The Hare-Niemeyer procedure [ hɛəˈniːmajɐ ] (in Austria only "Hare'sches procedure", in the Anglo-Saxon area "Hamilton procedure"; also "quota procedure with residual settlement according to largest fractions") is a seat allocation procedure . It is used, for example, in elections with the principle of proportional representation (see proportional representation ) to convert votes into members of parliament .
History and application
The method was propagated by the US politician Alexander Hamilton before the first US census in 1790, in order to distribute the seats in the US House of Representatives proportionally to the population among the individual states . However, it could not prevail against the use of D'Hondt's method . After the census in 1840, the Hamilton method was finally used and it was used for the last time in the census in 1890.
The procedure has been used to calculate the distribution of seats in the German Bundestag from the 1987 election until the 2005 election . The name used in Germany is derived from the London lawyer Thomas Hare and the German mathematician Horst F. Niemeyer , who had proposed the procedure in a letter to the Bundestag Presidium in October 1970 for the allocation of seats in the Bundestag committees .
In 2008, the Hare-Niemeyer process was replaced by the Sainte-Laguë process for federal elections .
The Hare-Niemeyer procedure is used in state elections in Bavaria, Berlin, Brandenburg, Hesse, Mecklenburg-Western Pomerania, Saxony-Anhalt and Thuringia.
Outside Germany, the Hare-Niemeyer process is used in Denmark, Italy, Greece and the Ukraine, among others. It is not used in Austria, in Switzerland only in the cantons of Vaud and Ticino . The Hare-Niemeyer procedure is usually used in Austria and Switzerland to distribute seats to constituencies proportionally to their population.
or, in other words:
The second form makes it clear that the proportion of votes corresponds to the proportion of seats, with the number of seats rounded up or down according to the largest remainder. In practice it looks like this:
Each party is initially allocated seats equal to their quota rounded down. The remaining seats are allocated in the order of the highest divisional remainder of the quotas. If the remaining division is the same, the election supervisor will decide the lot. If applicable, only the votes of the parties that do not fall under a threshold clause are taken into account .
|Political party||be right||Quota||Seats|
|without a threshold clause|
|with threshold clause|
60 seats are to be allocated, which are to be distributed among four parties (A, B, C and D). A total of 580 votes were cast, which are distributed as shown in the table. This results in the following distribution of seats: In the first round, party A receives 22, party B 32, party C 2 and party D 3 seats. the remaining seat is assigned to party A, which has the highest decimal place.
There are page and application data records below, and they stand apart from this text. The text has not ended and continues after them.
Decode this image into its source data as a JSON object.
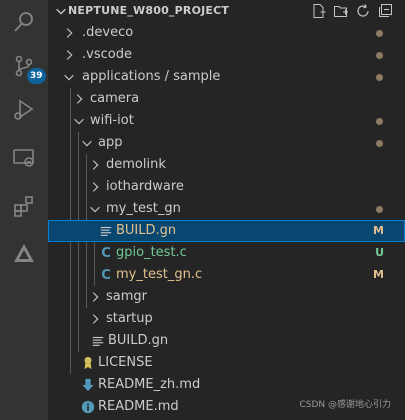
{
  "colors": {
    "activity_bar": "#333333",
    "sidebar": "#252526",
    "selection": "#094771",
    "focus_border": "#007fd4",
    "modified": "#e2c08d",
    "untracked": "#73c991",
    "c_icon": "#519aba",
    "badge": "#0e639c"
  },
  "activity": {
    "items": [
      {
        "name": "search-icon"
      },
      {
        "name": "source-control-icon",
        "badge": "39"
      },
      {
        "name": "run-debug-icon"
      },
      {
        "name": "remote-explorer-icon"
      },
      {
        "name": "extensions-icon"
      },
      {
        "name": "deveco-icon"
      }
    ]
  },
  "explorer": {
    "title": "NEPTUNE_W800_PROJECT",
    "actions": [
      "new-file-icon",
      "new-folder-icon",
      "refresh-icon",
      "collapse-all-icon"
    ],
    "tree": [
      {
        "label": ".deveco",
        "type": "folder",
        "expanded": false,
        "decoration": "dot"
      },
      {
        "label": ".vscode",
        "type": "folder",
        "expanded": false,
        "decoration": "dot"
      },
      {
        "label": "applications / sample",
        "type": "folder",
        "expanded": true,
        "decoration": "dot"
      },
      {
        "label": "camera",
        "type": "folder",
        "expanded": false
      },
      {
        "label": "wifi-iot",
        "type": "folder",
        "expanded": true,
        "decoration": "dot"
      },
      {
        "label": "app",
        "type": "folder",
        "expanded": true,
        "decoration": "dot"
      },
      {
        "label": "demolink",
        "type": "folder",
        "expanded": false
      },
      {
        "label": "iothardware",
        "type": "folder",
        "expanded": false
      },
      {
        "label": "my_test_gn",
        "type": "folder",
        "expanded": true,
        "decoration": "dot"
      },
      {
        "label": "BUILD.gn",
        "type": "file",
        "icon": "lines-icon",
        "status": "M",
        "selected": true
      },
      {
        "label": "gpio_test.c",
        "type": "file",
        "icon": "c-file-icon",
        "status": "U"
      },
      {
        "label": "my_test_gn.c",
        "type": "file",
        "icon": "c-file-icon",
        "status": "M"
      },
      {
        "label": "samgr",
        "type": "folder",
        "expanded": false
      },
      {
        "label": "startup",
        "type": "folder",
        "expanded": false
      },
      {
        "label": "BUILD.gn",
        "type": "file",
        "icon": "lines-icon"
      },
      {
        "label": "LICENSE",
        "type": "file",
        "icon": "license-icon"
      },
      {
        "label": "README_zh.md",
        "type": "file",
        "icon": "download-arrow-icon"
      },
      {
        "label": "README.md",
        "type": "file",
        "icon": "info-icon"
      }
    ]
  },
  "watermark": "CSDN @感谢地心引力"
}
If party C is not entitled to any seats due to a threshold clause, for example because of a 5% hurdle, the total number of votes to be taken into account is reduced by 22 to 558, and the respective quotas of the other parties A, B and D would be given by dividing by 558 to calculate. Party A would get 23, party B 33, party C 0 and party D 3 seats. In this case the remaining seat would go to party D, which now has the highest decimal place.
The Hare-Niemeyer procedure behaves neutrally with regard to the size of the parties, since the voting share (percentage of own votes from the total number of votes) is equal to the seat percentage (percentage of own seats from the total number of seats). In this way, it ensures compliance with the principle of equal choice. In contrast, other proceedings favor larger parties and disadvantage smaller ones (in particular the D'Hondt proceedings , in Switzerland Hagenbach-Bischoff proceedings ) or vice versa (in particular the Adams proceedings ).
The Hare-Niemeyer process is - like all quota processes - characterized by the inviolability of the quota condition : According to this, no party can receive more seats than its quota rounded up to the nearest whole number. At the same time, no party can receive fewer seats than its quota rounded down to the nearest whole number. This advantage does not exist with the Sainte-Laguë procedure . In the D'Hondt method , the quota condition is only met at the bottom, i.e. only the second of the above conditions.
The disadvantage of the procedure is the inconsistency resulting from the quota condition; the following paradoxes can arise:
- the Alabama paradox and the lock clause paradox and compensation mandate paradox resulting directly from it
- the voter growth paradox , which is not a peculiarity of the Hare-Niemeyer procedure, but can occur in all quota procedures.
- Ilka Agricola , Friedrich Pukelsheim : Horst F. Niemeyer and the proportional method , Mathematical Semester Reports , Volume 64, 2017, pp. 129–146, doi : 10.1007 / s00591-017-0201-8 , online (freely accessible)
- Wahlrecht.de - Hare / Niemeyer proceedings
- Bundestag.de - Hare / Niemeyer method ( Memento from January 27, 2014 in the Internet Archive )
- Free Java program for calculating seat allocations (including a database with election results)
- Java applet for calculating the distribution of seats using the Hare / Niemeyer method